§ **INSTRUCTIONS FOR THE TASK**: What is needed is an exact copy of every record below.

§ **RECORDS FOR THE EXERCISE**:
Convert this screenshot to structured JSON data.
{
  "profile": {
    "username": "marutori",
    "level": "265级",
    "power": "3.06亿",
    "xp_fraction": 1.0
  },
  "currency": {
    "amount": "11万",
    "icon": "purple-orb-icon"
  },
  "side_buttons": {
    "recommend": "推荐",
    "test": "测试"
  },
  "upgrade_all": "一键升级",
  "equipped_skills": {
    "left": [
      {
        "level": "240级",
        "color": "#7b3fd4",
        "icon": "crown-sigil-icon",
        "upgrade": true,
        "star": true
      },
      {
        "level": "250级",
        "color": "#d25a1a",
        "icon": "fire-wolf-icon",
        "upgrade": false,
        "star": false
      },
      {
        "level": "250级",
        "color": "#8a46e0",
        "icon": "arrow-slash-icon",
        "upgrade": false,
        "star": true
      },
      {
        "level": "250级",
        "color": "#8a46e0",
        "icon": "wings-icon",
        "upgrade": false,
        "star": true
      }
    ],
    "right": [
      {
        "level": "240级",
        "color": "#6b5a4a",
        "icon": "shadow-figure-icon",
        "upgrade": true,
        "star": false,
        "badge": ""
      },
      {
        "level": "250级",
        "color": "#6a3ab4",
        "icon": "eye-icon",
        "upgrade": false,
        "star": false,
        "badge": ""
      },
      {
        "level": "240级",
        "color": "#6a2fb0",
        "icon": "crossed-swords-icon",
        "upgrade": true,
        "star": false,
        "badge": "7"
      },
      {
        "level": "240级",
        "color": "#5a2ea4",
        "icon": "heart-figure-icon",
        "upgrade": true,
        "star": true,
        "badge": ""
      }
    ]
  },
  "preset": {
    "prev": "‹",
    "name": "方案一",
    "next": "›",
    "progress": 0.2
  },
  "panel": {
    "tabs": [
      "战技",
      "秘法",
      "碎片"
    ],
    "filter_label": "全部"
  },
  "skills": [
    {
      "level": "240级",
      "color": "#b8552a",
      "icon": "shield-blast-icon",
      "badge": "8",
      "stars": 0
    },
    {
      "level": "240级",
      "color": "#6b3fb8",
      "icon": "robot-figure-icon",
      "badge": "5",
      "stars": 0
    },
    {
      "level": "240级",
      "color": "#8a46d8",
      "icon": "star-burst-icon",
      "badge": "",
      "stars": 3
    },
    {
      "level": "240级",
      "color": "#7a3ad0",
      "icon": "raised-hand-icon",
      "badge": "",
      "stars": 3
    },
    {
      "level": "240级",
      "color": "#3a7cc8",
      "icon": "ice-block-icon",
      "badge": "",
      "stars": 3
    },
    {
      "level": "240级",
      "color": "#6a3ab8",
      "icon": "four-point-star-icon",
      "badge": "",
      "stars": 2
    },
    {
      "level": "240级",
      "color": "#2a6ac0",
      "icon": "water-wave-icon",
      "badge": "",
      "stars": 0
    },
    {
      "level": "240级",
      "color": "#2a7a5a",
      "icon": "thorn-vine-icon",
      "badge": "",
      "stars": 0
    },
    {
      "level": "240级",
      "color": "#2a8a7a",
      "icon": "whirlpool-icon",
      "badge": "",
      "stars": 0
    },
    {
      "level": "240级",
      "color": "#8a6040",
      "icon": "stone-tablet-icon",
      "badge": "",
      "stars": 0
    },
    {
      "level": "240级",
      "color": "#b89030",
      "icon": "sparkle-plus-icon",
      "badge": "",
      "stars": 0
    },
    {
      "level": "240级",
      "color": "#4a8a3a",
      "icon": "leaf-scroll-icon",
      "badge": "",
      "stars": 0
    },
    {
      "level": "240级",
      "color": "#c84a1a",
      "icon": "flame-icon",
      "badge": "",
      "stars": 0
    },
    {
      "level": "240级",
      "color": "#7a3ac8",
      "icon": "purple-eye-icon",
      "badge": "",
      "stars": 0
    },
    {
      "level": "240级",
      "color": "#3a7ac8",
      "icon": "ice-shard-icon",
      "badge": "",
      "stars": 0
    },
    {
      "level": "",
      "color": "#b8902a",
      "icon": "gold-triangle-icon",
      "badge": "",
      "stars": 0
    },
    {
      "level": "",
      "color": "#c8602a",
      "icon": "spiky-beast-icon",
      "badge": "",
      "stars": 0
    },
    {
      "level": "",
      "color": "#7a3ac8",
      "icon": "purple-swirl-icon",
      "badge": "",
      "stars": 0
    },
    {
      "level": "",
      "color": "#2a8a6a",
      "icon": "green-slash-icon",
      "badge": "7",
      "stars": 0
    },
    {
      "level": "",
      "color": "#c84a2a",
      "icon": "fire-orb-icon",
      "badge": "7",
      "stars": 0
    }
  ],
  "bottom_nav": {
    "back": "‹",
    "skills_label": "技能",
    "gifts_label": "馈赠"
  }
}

§ **ANSWER TO THE EXERCISE**:
Convert this screenshot to structured JSON data.
{
  "profile": {
    "username": "marutori",
    "level": "265级",
    "power": "3.06亿",
    "xp_fraction": 1.0
  },
  "currency": {
    "amount": "11万",
    "icon": "purple-orb-icon"
  },
  "side_buttons": {
    "recommend": "推荐",
    "test": "测试"
  },
  "upgrade_all": "一键升级",
  "equipped_skills": {
    "left": [
      {
        "level": "240级",
        "color": "#7b3fd4",
        "icon": "crown-sigil-icon",
        "upgrade": true,
        "star": true
      },
      {
        "level": "250级",
        "color": "#d25a1a",
        "icon": "fire-wolf-icon",
        "upgrade": false,
        "star": false
      },
      {
        "level": "250级",
        "color": "#8a46e0",
        "icon": "arrow-slash-icon",
        "upgrade": false,
        "star": true
      },
      {
        "level": "250级",
        "color": "#8a46e0",
        "icon": "wings-icon",
        "upgrade": false,
        "star": true
      }
    ],
    "right": [
      {
        "level": "240级",
        "color": "#6b5a4a",
        "icon": "shadow-figure-icon",
        "upgrade": true,
        "star": false,
        "badge": ""
      },
      {
        "level": "250级",
        "color": "#6a3ab4",
        "icon": "eye-icon",
        "upgrade": false,
        "star": false,
        "badge": ""
      },
      {
        "level": "240级",
        "color": "#6a2fb0",
        "icon": "crossed-swords-icon",
        "upgrade": true,
        "star": false,
        "badge": "7"
      },
      {
        "level": "240级",
        "color": "#5a2ea4",
        "icon": "heart-figure-icon",
        "upgrade": true,
        "star": true,
        "badge": ""
      }
    ]
  },
  "preset": {
    "prev": "‹",
    "name": "方案一",
    "next": "›",
    "progress": 0.2
  },
  "panel": {
    "tabs": [
      "战技",
      "秘法",
      "碎片"
    ],
    "filter_label": "全部"
  },
  "skills": [
    {
      "level": "240级",
      "color": "#b8552a",
      "icon": "shield-blast-icon",
      "badge": "8",
      "stars": 0
    },
    {
      "level": "240级",
      "color": "#6b3fb8",
      "icon": "robot-figure-icon",
      "badge": "5",
      "stars": 0
    },
    {
      "level": "240级",
      "color": "#8a46d8",
      "icon": "star-burst-icon",
      "badge": "",
      "stars": 3
    },
    {
      "level": "240级",
      "color": "#7a3ad0",
      "icon": "raised-hand-icon",
      "badge": "",
      "stars": 3
    },
    {
      "level": "240级",
      "color": "#3a7cc8",
      "icon": "ice-block-icon",
      "badge": "",
      "stars": 3
    },
    {
      "level": "240级",
      "color": "#6a3ab8",
      "icon": "four-point-star-icon",
      "badge": "",
      "stars": 2
    },
    {
      "level": "240级",
      "color": "#2a6ac0",
      "icon": "water-wave-icon",
      "badge": "",
      "stars": 0
    },
    {
      "level": "240级",
      "color": "#2a7a5a",
      "icon": "thorn-vine-icon",
      "badge": "",
      "stars": 0
    },
    {
      "level": "240级",
      "color": "#2a8a7a",
      "icon": "whirlpool-icon",
      "badge": "",
      "stars": 0
    },
    {
      "level": "240级",
      "color": "#8a6040",
      "icon": "stone-tablet-icon",
      "badge": "",
      "stars": 0
    },
    {
      "level": "240级",
      "color": "#b89030",
      "icon": "sparkle-plus-icon",
      "badge": "",
      "stars": 0
    },
    {
      "level": "240级",
      "color": "#4a8a3a",
      "icon": "leaf-scroll-icon",
      "badge": "",
      "stars": 0
    },
    {
      "level": "240级",
      "color": "#c84a1a",
      "icon": "flame-icon",
      "badge": "",
      "stars": 0
    },
    {
      "level": "240级",
      "color": "#7a3ac8",
      "icon": "purple-eye-icon",
      "badge": "",
      "stars": 0
    },
    {
      "level": "240级",
      "color": "#3a7ac8",
      "icon": "ice-shard-icon",
      "badge": "",
      "stars": 0
    },
    {
      "level": "",
      "color": "#b8902a",
      "icon": "gold-triangle-icon",
      "badge": "",
      "stars": 0
    },
    {
      "level": "",
      "color": "#c8602a",
      "icon": "spiky-beast-icon",
      "badge": "",
      "stars": 0
    },
    {
      "level": "",
      "color": "#7a3ac8",
      "icon": "purple-swirl-icon",
      "badge": "",
      "stars": 0
    },
    {
      "level": "",
      "color": "#2a8a6a",
      "icon": "green-slash-icon",
      "badge": "7",
      "stars": 0
    },
    {
      "level": "",
      "color": "#c84a2a",
      "icon": "fire-orb-icon",
      "badge": "7",
      "stars": 0
    }
  ],
  "bottom_nav": {
    "back": "‹",
    "skills_label": "技能",
    "gifts_label": "馈赠"
  }
}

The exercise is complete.